### EXERCISE AIM
Repeat every line below exactly, word for word.

### Data records for software interfaces
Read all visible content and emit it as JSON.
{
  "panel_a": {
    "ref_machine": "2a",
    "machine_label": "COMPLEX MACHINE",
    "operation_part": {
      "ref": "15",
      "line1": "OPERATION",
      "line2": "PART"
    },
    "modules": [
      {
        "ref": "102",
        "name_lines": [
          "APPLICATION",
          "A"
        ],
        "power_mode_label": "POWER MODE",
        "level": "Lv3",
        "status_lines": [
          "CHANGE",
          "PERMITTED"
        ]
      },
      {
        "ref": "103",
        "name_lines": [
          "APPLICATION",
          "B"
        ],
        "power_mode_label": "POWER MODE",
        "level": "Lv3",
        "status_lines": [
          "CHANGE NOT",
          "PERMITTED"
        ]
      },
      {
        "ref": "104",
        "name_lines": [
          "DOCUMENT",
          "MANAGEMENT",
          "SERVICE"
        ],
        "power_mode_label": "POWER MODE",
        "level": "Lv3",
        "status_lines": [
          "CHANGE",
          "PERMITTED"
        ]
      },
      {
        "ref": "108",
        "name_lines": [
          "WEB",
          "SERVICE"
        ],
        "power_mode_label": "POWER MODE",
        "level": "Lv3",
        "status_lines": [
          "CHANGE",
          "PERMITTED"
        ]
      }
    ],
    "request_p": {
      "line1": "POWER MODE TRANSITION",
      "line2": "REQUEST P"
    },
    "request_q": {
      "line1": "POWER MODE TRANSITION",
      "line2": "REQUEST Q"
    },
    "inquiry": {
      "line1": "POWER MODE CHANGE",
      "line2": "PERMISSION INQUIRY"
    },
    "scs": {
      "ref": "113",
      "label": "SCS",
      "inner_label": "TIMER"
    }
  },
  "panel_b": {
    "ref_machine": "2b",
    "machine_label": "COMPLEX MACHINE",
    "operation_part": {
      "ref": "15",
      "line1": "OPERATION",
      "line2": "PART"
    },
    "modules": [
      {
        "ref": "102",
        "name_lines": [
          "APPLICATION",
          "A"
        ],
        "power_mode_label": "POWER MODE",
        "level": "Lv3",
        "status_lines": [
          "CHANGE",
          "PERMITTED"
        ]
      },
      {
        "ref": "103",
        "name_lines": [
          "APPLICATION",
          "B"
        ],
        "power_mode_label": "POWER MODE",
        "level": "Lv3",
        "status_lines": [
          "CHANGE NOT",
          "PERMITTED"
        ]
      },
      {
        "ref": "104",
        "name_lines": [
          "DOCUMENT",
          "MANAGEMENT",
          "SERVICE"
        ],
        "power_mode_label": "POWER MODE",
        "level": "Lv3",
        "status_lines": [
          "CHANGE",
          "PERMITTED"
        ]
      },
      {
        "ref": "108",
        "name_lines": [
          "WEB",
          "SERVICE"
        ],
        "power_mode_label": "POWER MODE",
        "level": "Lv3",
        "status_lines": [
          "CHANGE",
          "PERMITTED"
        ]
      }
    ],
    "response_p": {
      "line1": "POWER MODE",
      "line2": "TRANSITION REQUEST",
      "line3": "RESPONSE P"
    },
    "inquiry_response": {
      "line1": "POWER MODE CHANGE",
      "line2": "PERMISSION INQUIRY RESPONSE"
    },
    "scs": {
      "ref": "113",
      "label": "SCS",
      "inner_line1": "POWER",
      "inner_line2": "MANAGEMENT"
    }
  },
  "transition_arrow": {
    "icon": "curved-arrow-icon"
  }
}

### OUTPUT FOR THIS EXERCISE
Read all visible content and emit it as JSON.
{
  "panel_a": {
    "ref_machine": "2a",
    "machine_label": "COMPLEX MACHINE",
    "operation_part": {
      "ref": "15",
      "line1": "OPERATION",
      "line2": "PART"
    },
    "modules": [
      {
        "ref": "102",
        "name_lines": [
          "APPLICATION",
          "A"
        ],
        "power_mode_label": "POWER MODE",
        "level": "Lv3",
        "status_lines": [
          "CHANGE",
          "PERMITTED"
        ]
      },
      {
        "ref": "103",
        "name_lines": [
          "APPLICATION",
          "B"
        ],
        "power_mode_label": "POWER MODE",
        "level": "Lv3",
        "status_lines": [
          "CHANGE NOT",
          "PERMITTED"
        ]
      },
      {
        "ref": "104",
        "name_lines": [
          "DOCUMENT",
          "MANAGEMENT",
          "SERVICE"
        ],
        "power_mode_label": "POWER MODE",
        "level": "Lv3",
        "status_lines": [
          "CHANGE",
          "PERMITTED"
        ]
      },
      {
        "ref": "108",
        "name_lines": [
          "WEB",
          "SERVICE"
        ],
        "power_mode_label": "POWER MODE",
        "level": "Lv3",
        "status_lines": [
          "CHANGE",
          "PERMITTED"
        ]
      }
    ],
    "request_p": {
      "line1": "POWER MODE TRANSITION",
      "line2": "REQUEST P"
    },
    "request_q": {
      "line1": "POWER MODE TRANSITION",
      "line2": "REQUEST Q"
    },
    "inquiry": {
      "line1": "POWER MODE CHANGE",
      "line2": "PERMISSION INQUIRY"
    },
    "scs": {
      "ref": "113",
      "label": "SCS",
      "inner_label": "TIMER"
    }
  },
  "panel_b": {
    "ref_machine": "2b",
    "machine_label": "COMPLEX MACHINE",
    "operation_part": {
      "ref": "15",
      "line1": "OPERATION",
      "line2": "PART"
    },
    "modules": [
      {
        "ref": "102",
        "name_lines": [
          "APPLICATION",
          "A"
        ],
        "power_mode_label": "POWER MODE",
        "level": "Lv3",
        "status_lines": [
          "CHANGE",
          "PERMITTED"
        ]
      },
      {
        "ref": "103",
        "name_lines": [
          "APPLICATION",
          "B"
        ],
        "power_mode_label": "POWER MODE",
        "level": "Lv3",
        "status_lines": [
          "CHANGE NOT",
          "PERMITTED"
        ]
      },
      {
        "ref": "104",
        "name_lines": [
          "DOCUMENT",
          "MANAGEMENT",
          "SERVICE"
        ],
        "power_mode_label": "POWER MODE",
        "level": "Lv3",
        "status_lines": [
          "CHANGE",
          "PERMITTED"
        ]
      },
      {
        "ref": "108",
        "name_lines": [
          "WEB",
          "SERVICE"
        ],
        "power_mode_label": "POWER MODE",
        "level": "Lv3",
        "status_lines": [
          "CHANGE",
          "PERMITTED"
        ]
      }
    ],
    "response_p": {
      "line1": "POWER MODE",
      "line2": "TRANSITION REQUEST",
      "line3": "RESPONSE P"
    },
    "inquiry_response": {
      "line1": "POWER MODE CHANGE",
      "line2": "PERMISSION INQUIRY RESPONSE"
    },
    "scs": {
      "ref": "113",
      "label": "SCS",
      "inner_line1": "POWER",
      "inner_line2": "MANAGEMENT"
    }
  },
  "transition_arrow": {
    "icon": "curved-arrow-icon"
  }
}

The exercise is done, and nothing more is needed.